THIRUVANANTHAPURAM: To what extent can creative freedom venture? Even as bigger debates on freedom of expression gain momentum in the wake of the recent attack on Salman Rushdie, Kerala’s cultural milieu is caught up in another debate on casteist politics. It’s all over the cover page of Malayali Memorial, a work by short story writer Unni R, that depicts BR Ambedkar as an upper caste Hindu.
The debate has gained special significance as it comes at a time when Hindutva politics is making inroads into Kerala’s literary and cultural realms. The cover page of the book, brought out by DC Books, portrays Ambedkar wearing a Kasavu dhothi and shirt and seated in the backdrop of a feudal house.
The cover page kicked up a row on social media too, as a section feels that there is a deliberate attempt by upper caste Nairs to appropriate Ambedkar’s legacy. Some, however, term it as a marketing strategy to attract readers.
Dalit thinker and activist Sunny M Kapikad sensed a conspiracy to capture the market by creating a controversy. Kapikad went on to term it as a ‘Savarna invasion’ on Ambedkar’s identity.“Such a picture of Ambedkar wearing an upper caste attire, looking like a Nair, has never been part of the life of Ambedkar,” he said.
‘It amounts to insulting Ambedkar’
Kapikad said whatever Ambedkar had tried to resist during his lifetime, is now being forcibly imposed on him. “In effect, it amounts to insulting him,” he said. In a way, the cover seems to symbolise attempts to appropriate Ambedkar by certain vested groups. He warned the Dalits not to fall into the trap set by the book cover, that may egg them on to either burn the book or to protest in front of the publishers - options that do not actually mean a thing in the long run.
However, writer Unni said “the critics should first read the story, ‘Malayali Memorial’. Only then will they understand the relevance of the cover image. I heard someone has even called for a boycott of the book. Are they aware of what Ambedkar meant when he used the term solidarity?” Echoing Unni’s views, Zainul Abid, the cover designer, said such a representation could prove uncomfortable to someone who had not read the story.

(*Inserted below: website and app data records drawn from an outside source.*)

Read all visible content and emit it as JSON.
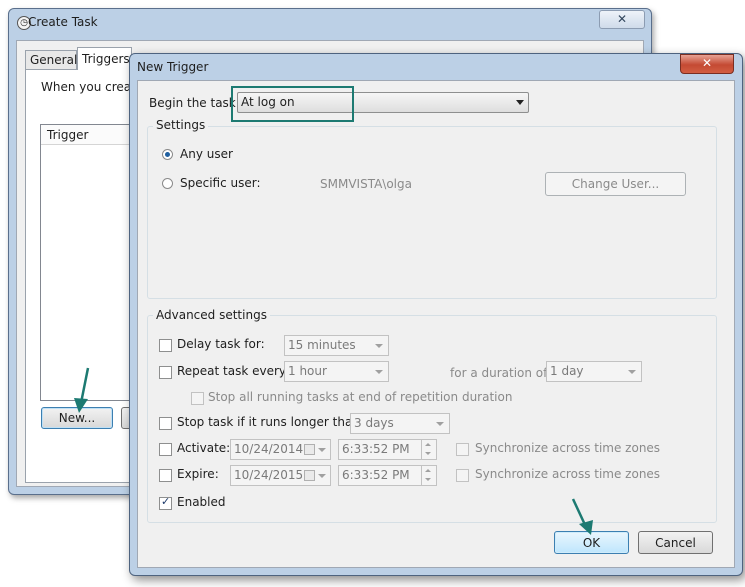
{
  "create_task": {
    "title": "Create Task",
    "close": "✕",
    "tabs": [
      "General",
      "Triggers"
    ],
    "when_text": "When you create",
    "list_header": "Trigger",
    "new_button": "New..."
  },
  "new_trigger": {
    "title": "New Trigger",
    "close": "✕",
    "begin_label": "Begin the task:",
    "begin_value": "At log on",
    "settings": {
      "legend": "Settings",
      "any_user": "Any user",
      "specific_user": "Specific user:",
      "user_value": "SMMVISTA\\olga",
      "change_user": "Change User..."
    },
    "advanced": {
      "legend": "Advanced settings",
      "delay_label": "Delay task for:",
      "delay_value": "15 minutes",
      "repeat_label": "Repeat task every:",
      "repeat_value": "1 hour",
      "duration_label": "for a duration of:",
      "duration_value": "1 day",
      "stop_running": "Stop all running tasks at end of repetition duration",
      "stop_longer_label": "Stop task if it runs longer than:",
      "stop_longer_value": "3 days",
      "activate_label": "Activate:",
      "activate_date": "10/24/2014",
      "activate_time": "6:33:52 PM",
      "expire_label": "Expire:",
      "expire_date": "10/24/2015",
      "expire_time": "6:33:52 PM",
      "sync": "Synchronize across time zones",
      "enabled_label": "Enabled"
    },
    "ok": "OK",
    "cancel": "Cancel"
  },
  "colors": {
    "accent": "#1d7a72",
    "title_bar": "#bcd0e6",
    "close_red": "#c44a33"
  }
}
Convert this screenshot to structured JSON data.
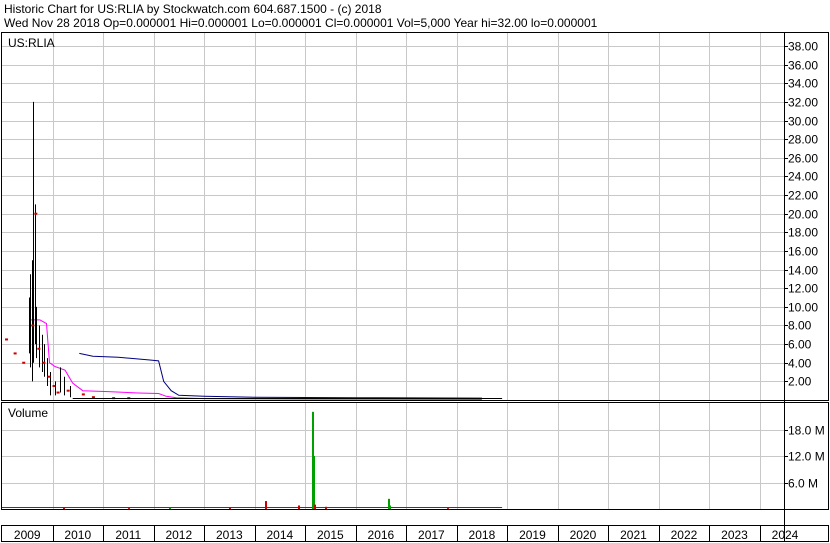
{
  "header": {
    "line1": "Historic Chart for US:RLIA by Stockwatch.com 604.687.1500 - (c) 2018",
    "line2": "Wed Nov 28 2018   Op=0.000001   Hi=0.000001   Lo=0.000001   Cl=0.000001   Vol=5,000   Year hi=32.00   lo=0.000001"
  },
  "chart_data": [
    {
      "type": "line",
      "panel": "price",
      "title": "US:RLIA",
      "ylim": [
        0,
        39.4
      ],
      "y_ticks": [
        "2.00",
        "4.00",
        "6.00",
        "8.00",
        "10.00",
        "12.00",
        "14.00",
        "16.00",
        "18.00",
        "20.00",
        "22.00",
        "24.00",
        "26.00",
        "28.00",
        "30.00",
        "32.00",
        "34.00",
        "36.00",
        "38.00"
      ],
      "grid": true,
      "price_bars": [
        {
          "x": 2009.53,
          "lo": 5.0,
          "hi": 11.0
        },
        {
          "x": 2009.56,
          "lo": 3.5,
          "hi": 13.5
        },
        {
          "x": 2009.59,
          "lo": 2.0,
          "hi": 15.0
        },
        {
          "x": 2009.62,
          "lo": 4.0,
          "hi": 32.0
        },
        {
          "x": 2009.65,
          "lo": 6.0,
          "hi": 21.0
        },
        {
          "x": 2009.68,
          "lo": 4.5,
          "hi": 10.0
        },
        {
          "x": 2009.73,
          "lo": 3.5,
          "hi": 8.0
        },
        {
          "x": 2009.79,
          "lo": 3.0,
          "hi": 7.0
        },
        {
          "x": 2009.84,
          "lo": 2.5,
          "hi": 6.0
        },
        {
          "x": 2009.9,
          "lo": 1.5,
          "hi": 4.5
        },
        {
          "x": 2009.96,
          "lo": 0.5,
          "hi": 3.0
        },
        {
          "x": 2010.05,
          "lo": 0.5,
          "hi": 2.0
        },
        {
          "x": 2010.15,
          "lo": 0.8,
          "hi": 3.5
        },
        {
          "x": 2010.22,
          "lo": 0.5,
          "hi": 2.5
        },
        {
          "x": 2010.35,
          "lo": 0.3,
          "hi": 1.5
        }
      ],
      "closes": [
        {
          "x": 2009.08,
          "y": 6.5
        },
        {
          "x": 2009.25,
          "y": 5.0
        },
        {
          "x": 2009.42,
          "y": 4.0
        },
        {
          "x": 2009.6,
          "y": 8.0
        },
        {
          "x": 2009.66,
          "y": 20.0
        },
        {
          "x": 2009.72,
          "y": 5.5
        },
        {
          "x": 2009.82,
          "y": 4.0
        },
        {
          "x": 2009.92,
          "y": 2.5
        },
        {
          "x": 2010.02,
          "y": 1.5
        },
        {
          "x": 2010.1,
          "y": 0.8
        },
        {
          "x": 2010.3,
          "y": 1.0
        },
        {
          "x": 2010.6,
          "y": 0.6
        },
        {
          "x": 2010.8,
          "y": 0.3
        },
        {
          "x": 2011.2,
          "y": 0.2
        },
        {
          "x": 2011.5,
          "y": 0.2
        }
      ],
      "series": [
        {
          "color": "#ff00ff",
          "points": [
            [
              2009.55,
              8.6
            ],
            [
              2009.75,
              8.6
            ],
            [
              2009.88,
              8.2
            ],
            [
              2009.94,
              4.0
            ],
            [
              2010.05,
              3.6
            ],
            [
              2010.25,
              3.2
            ],
            [
              2010.4,
              1.8
            ],
            [
              2010.6,
              1.0
            ],
            [
              2011.1,
              0.9
            ],
            [
              2011.7,
              0.75
            ],
            [
              2012.1,
              0.7
            ],
            [
              2012.25,
              0.4
            ],
            [
              2012.45,
              0.25
            ],
            [
              2013.0,
              0.15
            ],
            [
              2015.0,
              0.1
            ],
            [
              2018.5,
              0.05
            ]
          ]
        },
        {
          "color": "#000080",
          "points": [
            [
              2010.53,
              5.0
            ],
            [
              2010.8,
              4.7
            ],
            [
              2011.3,
              4.6
            ],
            [
              2011.9,
              4.3
            ],
            [
              2012.1,
              4.2
            ],
            [
              2012.2,
              2.0
            ],
            [
              2012.35,
              1.0
            ],
            [
              2012.5,
              0.5
            ],
            [
              2013.0,
              0.4
            ],
            [
              2014.0,
              0.3
            ],
            [
              2016.0,
              0.25
            ],
            [
              2018.5,
              0.2
            ]
          ]
        }
      ]
    },
    {
      "type": "bar",
      "panel": "volume",
      "title": "Volume",
      "ylim": [
        0,
        24
      ],
      "y_ticks": [
        "6.0 M",
        "12.0 M",
        "18.0 M"
      ],
      "bars": [
        {
          "x": 2014.2,
          "value": 1.8,
          "color": "#cc0000"
        },
        {
          "x": 2014.85,
          "value": 0.8,
          "color": "#cc0000"
        },
        {
          "x": 2015.13,
          "value": 22.0,
          "color": "#00a000"
        },
        {
          "x": 2015.15,
          "value": 12.0,
          "color": "#00a000"
        },
        {
          "x": 2015.18,
          "value": 1.0,
          "color": "#cc0000"
        },
        {
          "x": 2015.4,
          "value": 0.5,
          "color": "#cc0000"
        },
        {
          "x": 2016.64,
          "value": 2.3,
          "color": "#00a000"
        },
        {
          "x": 2016.67,
          "value": 0.8,
          "color": "#00a000"
        },
        {
          "x": 2013.5,
          "value": 0.3,
          "color": "#cc0000"
        },
        {
          "x": 2012.3,
          "value": 0.3,
          "color": "#00a000"
        },
        {
          "x": 2011.5,
          "value": 0.2,
          "color": "#cc0000"
        },
        {
          "x": 2010.2,
          "value": 0.3,
          "color": "#cc0000"
        },
        {
          "x": 2017.8,
          "value": 0.2,
          "color": "#cc0000"
        }
      ]
    }
  ],
  "x_axis": {
    "labels": [
      {
        "x": 2009.0,
        "label": "2009"
      },
      {
        "x": 2010.0,
        "label": "2010"
      },
      {
        "x": 2011.0,
        "label": "2011"
      },
      {
        "x": 2012.0,
        "label": "2012"
      },
      {
        "x": 2013.0,
        "label": "2013"
      },
      {
        "x": 2014.0,
        "label": "2014"
      },
      {
        "x": 2015.0,
        "label": "2015"
      },
      {
        "x": 2016.0,
        "label": "2016"
      },
      {
        "x": 2017.0,
        "label": "2017"
      },
      {
        "x": 2018.0,
        "label": "2018"
      },
      {
        "x": 2019.0,
        "label": "2019"
      },
      {
        "x": 2020.0,
        "label": "2020"
      },
      {
        "x": 2021.0,
        "label": "2021"
      },
      {
        "x": 2022.0,
        "label": "2022"
      },
      {
        "x": 2023.0,
        "label": "2023"
      },
      {
        "x": 2024.0,
        "label": "2024"
      }
    ]
  }
}
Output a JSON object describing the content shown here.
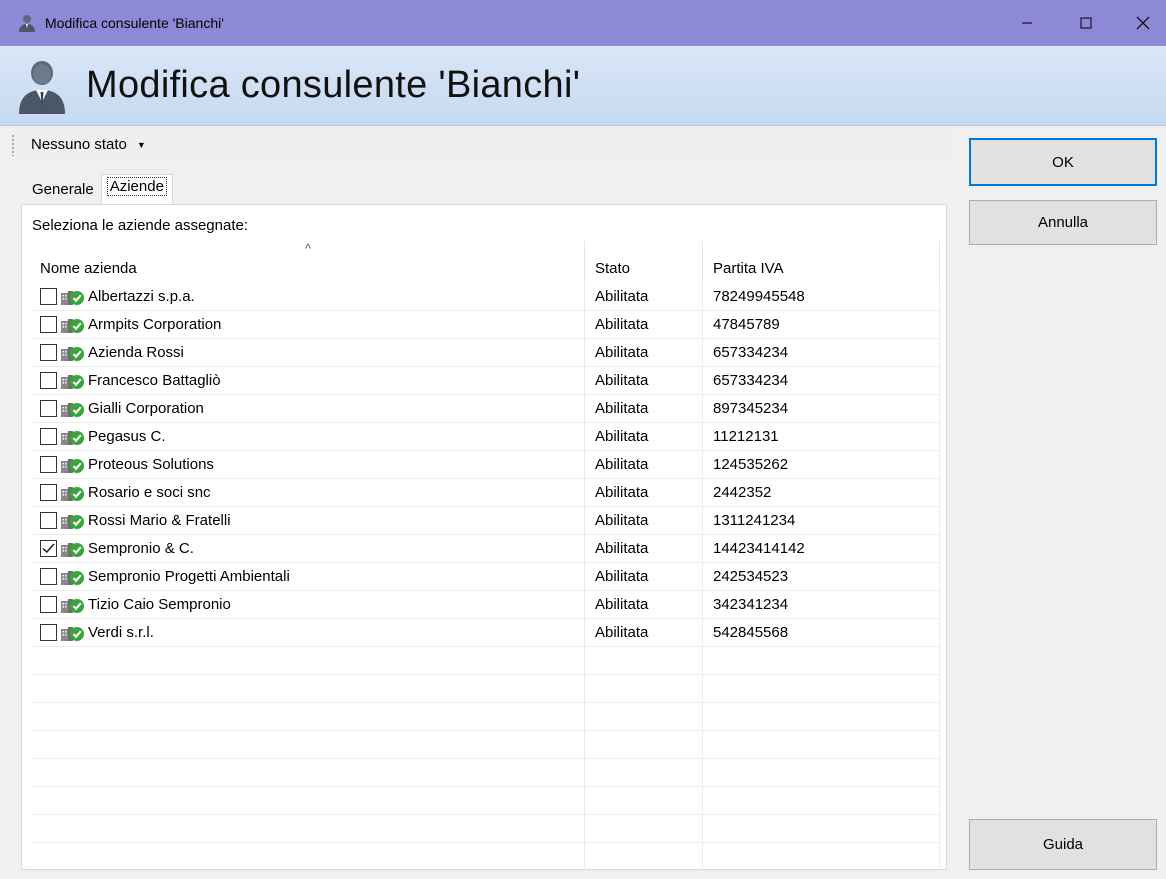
{
  "window": {
    "title": "Modifica consulente 'Bianchi'",
    "minimize_icon": "minimize-icon",
    "maximize_icon": "maximize-icon",
    "close_icon": "close-icon"
  },
  "header": {
    "title": "Modifica consulente 'Bianchi'",
    "icon": "consultant-icon"
  },
  "toolbar": {
    "status_label": "Nessuno stato"
  },
  "tabs": [
    {
      "label": "Generale",
      "active": false
    },
    {
      "label": "Aziende",
      "active": true
    }
  ],
  "panel": {
    "label": "Seleziona le aziende assegnate:"
  },
  "grid": {
    "columns": [
      "Nome azienda",
      "Stato",
      "Partita IVA"
    ],
    "sorted_column": "Nome azienda",
    "rows": [
      {
        "name": "Albertazzi s.p.a.",
        "stato": "Abilitata",
        "piva": "78249945548",
        "checked": false
      },
      {
        "name": "Armpits Corporation",
        "stato": "Abilitata",
        "piva": "47845789",
        "checked": false
      },
      {
        "name": "Azienda Rossi",
        "stato": "Abilitata",
        "piva": "657334234",
        "checked": false
      },
      {
        "name": "Francesco Battagliò",
        "stato": "Abilitata",
        "piva": "657334234",
        "checked": false
      },
      {
        "name": "Gialli Corporation",
        "stato": "Abilitata",
        "piva": "897345234",
        "checked": false
      },
      {
        "name": "Pegasus C.",
        "stato": "Abilitata",
        "piva": "11212131",
        "checked": false
      },
      {
        "name": "Proteous Solutions",
        "stato": "Abilitata",
        "piva": "124535262",
        "checked": false
      },
      {
        "name": "Rosario e soci snc",
        "stato": "Abilitata",
        "piva": "2442352",
        "checked": false
      },
      {
        "name": "Rossi Mario & Fratelli",
        "stato": "Abilitata",
        "piva": "1311241234",
        "checked": false
      },
      {
        "name": "Sempronio & C.",
        "stato": "Abilitata",
        "piva": "14423414142",
        "checked": true
      },
      {
        "name": "Sempronio Progetti Ambientali",
        "stato": "Abilitata",
        "piva": "242534523",
        "checked": false
      },
      {
        "name": "Tizio Caio Sempronio",
        "stato": "Abilitata",
        "piva": "342341234",
        "checked": false
      },
      {
        "name": "Verdi s.r.l.",
        "stato": "Abilitata",
        "piva": "542845568",
        "checked": false
      }
    ],
    "row_icon": "company-enabled-icon"
  },
  "buttons": {
    "ok": "OK",
    "cancel": "Annulla",
    "help": "Guida"
  },
  "colors": {
    "titlebar": "#8e89d6",
    "header_bg": "#d9e6f7",
    "ok_border": "#0078d7"
  }
}
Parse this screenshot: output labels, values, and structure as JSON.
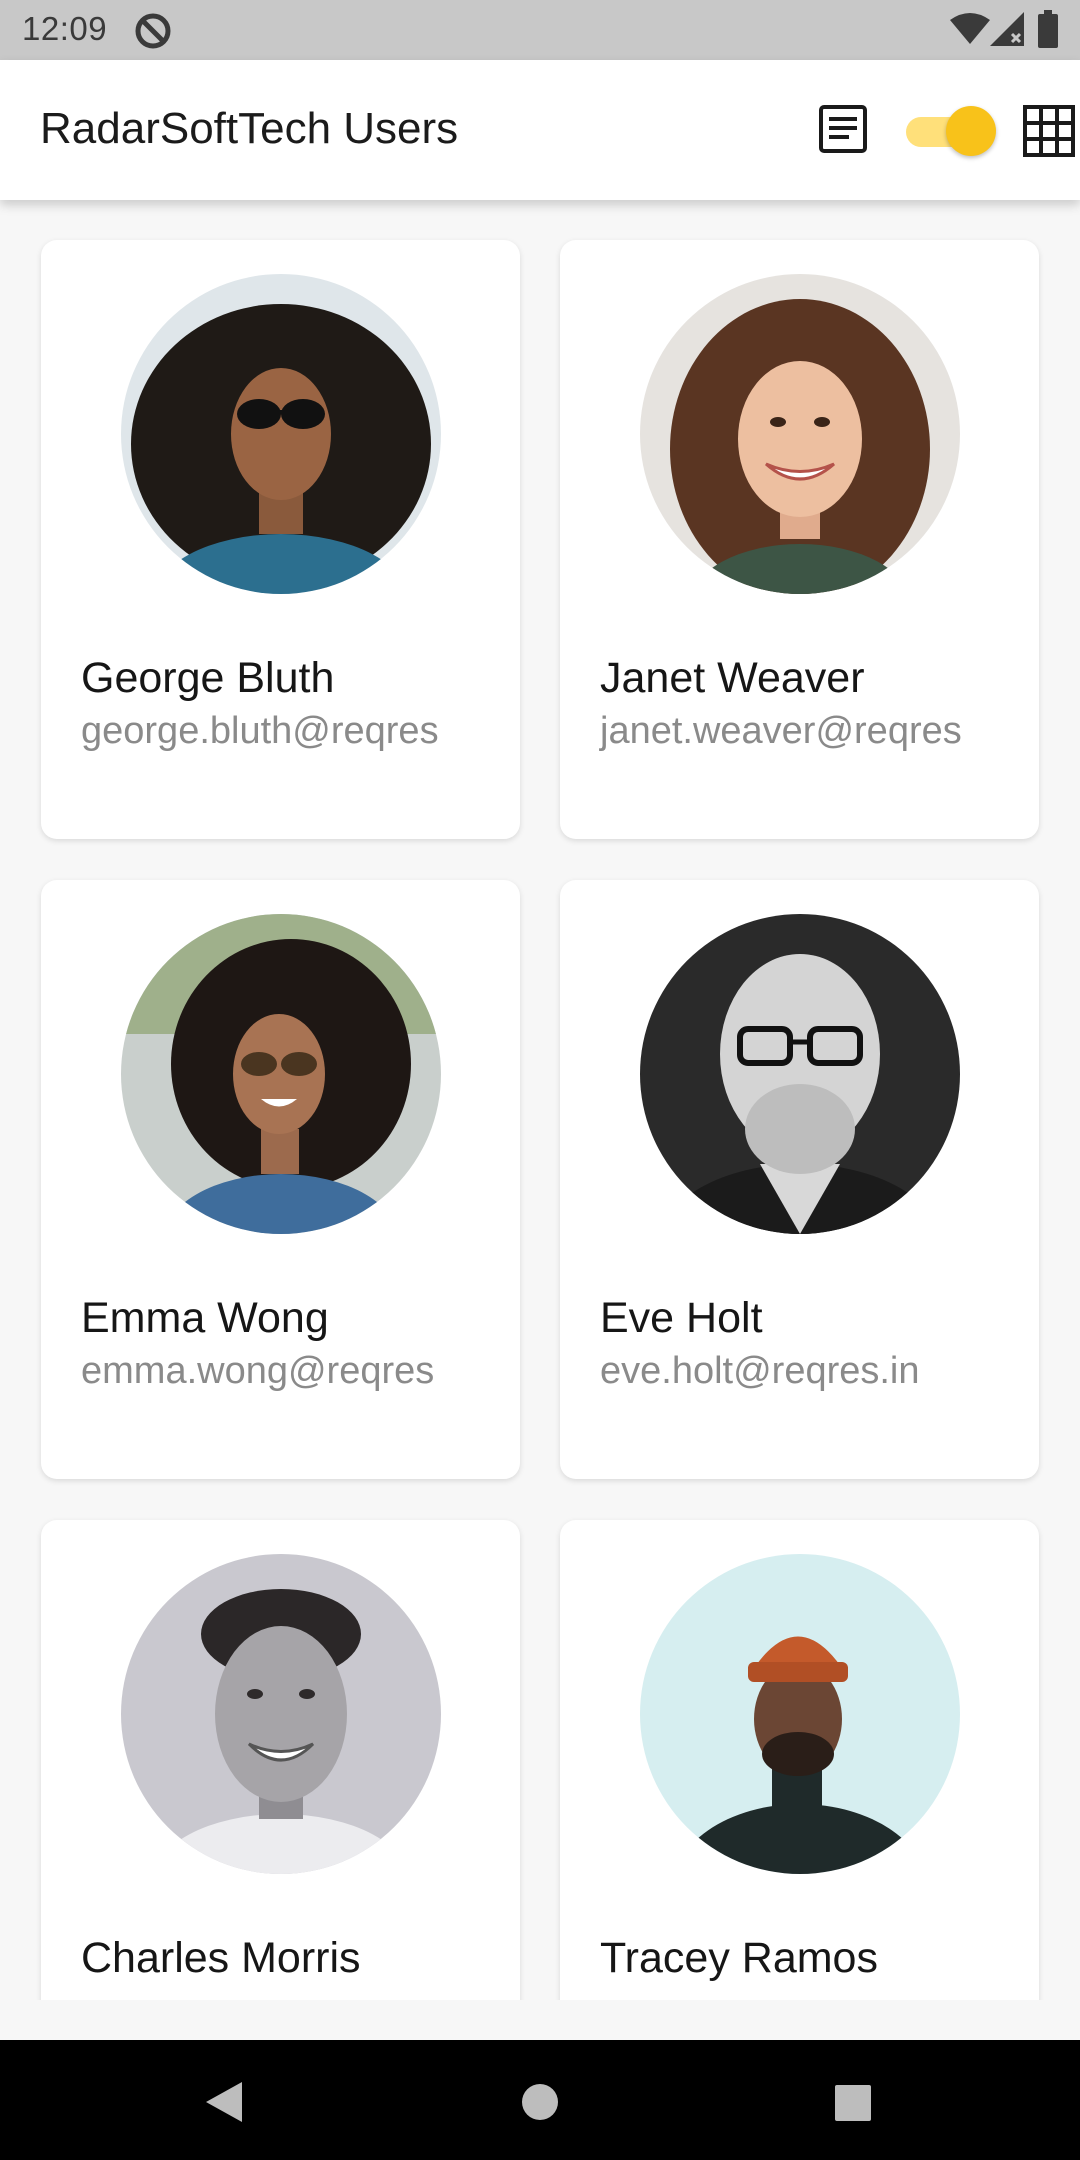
{
  "status_bar": {
    "time": "12:09",
    "icons": [
      "do-not-disturb-icon",
      "wifi-icon",
      "signal-icon",
      "battery-icon"
    ]
  },
  "app_bar": {
    "title": "RadarSoftTech Users",
    "list_view_icon": "list-view-icon",
    "view_toggle_on": true,
    "grid_view_icon": "grid-view-icon"
  },
  "colors": {
    "toggle_thumb": "#f8c21a",
    "toggle_track": "#ffe07a",
    "name_text": "#161616",
    "email_text": "#8a8a8a"
  },
  "users": [
    {
      "name": "George Bluth",
      "email": "george.bluth@reqres"
    },
    {
      "name": "Janet Weaver",
      "email": "janet.weaver@reqres"
    },
    {
      "name": "Emma Wong",
      "email": "emma.wong@reqres"
    },
    {
      "name": "Eve Holt",
      "email": "eve.holt@reqres.in"
    },
    {
      "name": "Charles Morris",
      "email": ""
    },
    {
      "name": "Tracey Ramos",
      "email": ""
    }
  ],
  "nav_bar": {
    "buttons": [
      "back-icon",
      "home-icon",
      "recents-icon"
    ]
  }
}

Santhosh Nair, the protagonist, wants to retain his real name along with the caste surname, while he also wants to avoid being called by his nickname Ambedkar. “It was the innate sense of caste in him and his dislike for his nickname that made me think about such a cover. The contradiction between the ‘Ambedkar’ in his physicality vis-a-vis the deeply ingrained sense of the ‘upper caste’ tag in him is what inspired me to design such a cover,” Abid said.